Jeremy Lahey is a graduate student in the IUPUI Department of Anthropology. His research focuses on urban communities and issues such as gentrification, connectivity to main hubs of the city, and community development. He has participated in several faculty-led research projects since 2014. In 2016 he was the recipient of the Plater Medallion for Civic Engagement. He graduated with a Bachelors of Art in Anthropology and Philosophy in May 2016.

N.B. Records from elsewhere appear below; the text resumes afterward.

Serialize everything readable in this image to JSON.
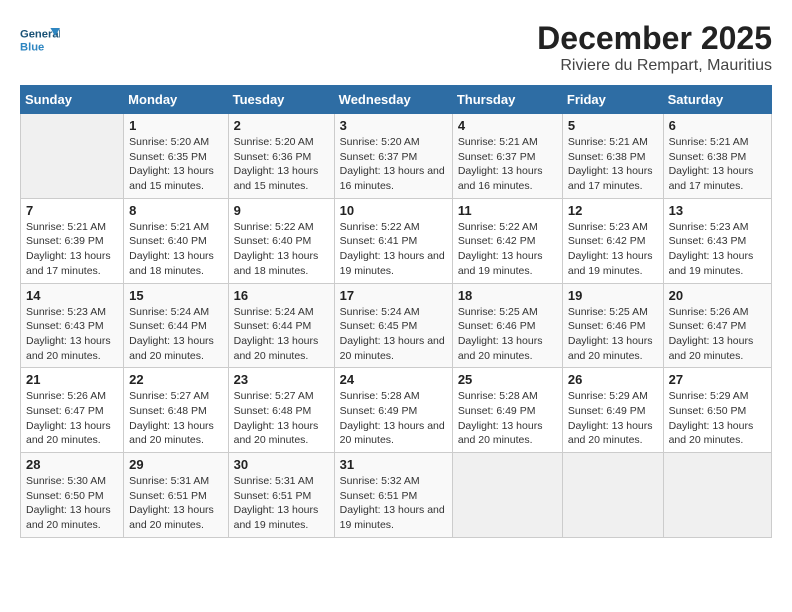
{
  "logo": {
    "line1": "General",
    "line2": "Blue"
  },
  "title": "December 2025",
  "subtitle": "Riviere du Rempart, Mauritius",
  "header_accent": "#2e6da4",
  "days_of_week": [
    "Sunday",
    "Monday",
    "Tuesday",
    "Wednesday",
    "Thursday",
    "Friday",
    "Saturday"
  ],
  "weeks": [
    [
      {
        "day": null,
        "info": null
      },
      {
        "day": "1",
        "sunrise": "Sunrise: 5:20 AM",
        "sunset": "Sunset: 6:35 PM",
        "daylight": "Daylight: 13 hours and 15 minutes."
      },
      {
        "day": "2",
        "sunrise": "Sunrise: 5:20 AM",
        "sunset": "Sunset: 6:36 PM",
        "daylight": "Daylight: 13 hours and 15 minutes."
      },
      {
        "day": "3",
        "sunrise": "Sunrise: 5:20 AM",
        "sunset": "Sunset: 6:37 PM",
        "daylight": "Daylight: 13 hours and 16 minutes."
      },
      {
        "day": "4",
        "sunrise": "Sunrise: 5:21 AM",
        "sunset": "Sunset: 6:37 PM",
        "daylight": "Daylight: 13 hours and 16 minutes."
      },
      {
        "day": "5",
        "sunrise": "Sunrise: 5:21 AM",
        "sunset": "Sunset: 6:38 PM",
        "daylight": "Daylight: 13 hours and 17 minutes."
      },
      {
        "day": "6",
        "sunrise": "Sunrise: 5:21 AM",
        "sunset": "Sunset: 6:38 PM",
        "daylight": "Daylight: 13 hours and 17 minutes."
      }
    ],
    [
      {
        "day": "7",
        "sunrise": "Sunrise: 5:21 AM",
        "sunset": "Sunset: 6:39 PM",
        "daylight": "Daylight: 13 hours and 17 minutes."
      },
      {
        "day": "8",
        "sunrise": "Sunrise: 5:21 AM",
        "sunset": "Sunset: 6:40 PM",
        "daylight": "Daylight: 13 hours and 18 minutes."
      },
      {
        "day": "9",
        "sunrise": "Sunrise: 5:22 AM",
        "sunset": "Sunset: 6:40 PM",
        "daylight": "Daylight: 13 hours and 18 minutes."
      },
      {
        "day": "10",
        "sunrise": "Sunrise: 5:22 AM",
        "sunset": "Sunset: 6:41 PM",
        "daylight": "Daylight: 13 hours and 19 minutes."
      },
      {
        "day": "11",
        "sunrise": "Sunrise: 5:22 AM",
        "sunset": "Sunset: 6:42 PM",
        "daylight": "Daylight: 13 hours and 19 minutes."
      },
      {
        "day": "12",
        "sunrise": "Sunrise: 5:23 AM",
        "sunset": "Sunset: 6:42 PM",
        "daylight": "Daylight: 13 hours and 19 minutes."
      },
      {
        "day": "13",
        "sunrise": "Sunrise: 5:23 AM",
        "sunset": "Sunset: 6:43 PM",
        "daylight": "Daylight: 13 hours and 19 minutes."
      }
    ],
    [
      {
        "day": "14",
        "sunrise": "Sunrise: 5:23 AM",
        "sunset": "Sunset: 6:43 PM",
        "daylight": "Daylight: 13 hours and 20 minutes."
      },
      {
        "day": "15",
        "sunrise": "Sunrise: 5:24 AM",
        "sunset": "Sunset: 6:44 PM",
        "daylight": "Daylight: 13 hours and 20 minutes."
      },
      {
        "day": "16",
        "sunrise": "Sunrise: 5:24 AM",
        "sunset": "Sunset: 6:44 PM",
        "daylight": "Daylight: 13 hours and 20 minutes."
      },
      {
        "day": "17",
        "sunrise": "Sunrise: 5:24 AM",
        "sunset": "Sunset: 6:45 PM",
        "daylight": "Daylight: 13 hours and 20 minutes."
      },
      {
        "day": "18",
        "sunrise": "Sunrise: 5:25 AM",
        "sunset": "Sunset: 6:46 PM",
        "daylight": "Daylight: 13 hours and 20 minutes."
      },
      {
        "day": "19",
        "sunrise": "Sunrise: 5:25 AM",
        "sunset": "Sunset: 6:46 PM",
        "daylight": "Daylight: 13 hours and 20 minutes."
      },
      {
        "day": "20",
        "sunrise": "Sunrise: 5:26 AM",
        "sunset": "Sunset: 6:47 PM",
        "daylight": "Daylight: 13 hours and 20 minutes."
      }
    ],
    [
      {
        "day": "21",
        "sunrise": "Sunrise: 5:26 AM",
        "sunset": "Sunset: 6:47 PM",
        "daylight": "Daylight: 13 hours and 20 minutes."
      },
      {
        "day": "22",
        "sunrise": "Sunrise: 5:27 AM",
        "sunset": "Sunset: 6:48 PM",
        "daylight": "Daylight: 13 hours and 20 minutes."
      },
      {
        "day": "23",
        "sunrise": "Sunrise: 5:27 AM",
        "sunset": "Sunset: 6:48 PM",
        "daylight": "Daylight: 13 hours and 20 minutes."
      },
      {
        "day": "24",
        "sunrise": "Sunrise: 5:28 AM",
        "sunset": "Sunset: 6:49 PM",
        "daylight": "Daylight: 13 hours and 20 minutes."
      },
      {
        "day": "25",
        "sunrise": "Sunrise: 5:28 AM",
        "sunset": "Sunset: 6:49 PM",
        "daylight": "Daylight: 13 hours and 20 minutes."
      },
      {
        "day": "26",
        "sunrise": "Sunrise: 5:29 AM",
        "sunset": "Sunset: 6:49 PM",
        "daylight": "Daylight: 13 hours and 20 minutes."
      },
      {
        "day": "27",
        "sunrise": "Sunrise: 5:29 AM",
        "sunset": "Sunset: 6:50 PM",
        "daylight": "Daylight: 13 hours and 20 minutes."
      }
    ],
    [
      {
        "day": "28",
        "sunrise": "Sunrise: 5:30 AM",
        "sunset": "Sunset: 6:50 PM",
        "daylight": "Daylight: 13 hours and 20 minutes."
      },
      {
        "day": "29",
        "sunrise": "Sunrise: 5:31 AM",
        "sunset": "Sunset: 6:51 PM",
        "daylight": "Daylight: 13 hours and 20 minutes."
      },
      {
        "day": "30",
        "sunrise": "Sunrise: 5:31 AM",
        "sunset": "Sunset: 6:51 PM",
        "daylight": "Daylight: 13 hours and 19 minutes."
      },
      {
        "day": "31",
        "sunrise": "Sunrise: 5:32 AM",
        "sunset": "Sunset: 6:51 PM",
        "daylight": "Daylight: 13 hours and 19 minutes."
      },
      {
        "day": null,
        "info": null
      },
      {
        "day": null,
        "info": null
      },
      {
        "day": null,
        "info": null
      }
    ]
  ]
}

Lynette Taylor is an undergraduate student in the History and Sociology departments of the IU School of Liberal Arts at IUPUI. She is also completing minors in Anthropology, Geography, Philosophy, and Africana Studies. Her research focuses on social movements including those of labor, environmentalism, and civil rights. She has participated in several faculty-led research projects since 2013 and has worked on campus as a former research assistant for the IUPUI Arts and Humanities Institute and current research assistant for the Frederick Douglass Papers in IUPUI’s Institute for American Thought. She has also been active on campus as an Ambassador for the Center for Research and Learning, the 2017-17 President of the Liberal Arts Student Council, and Past-President of Students for Fair Wages from 2013-2015.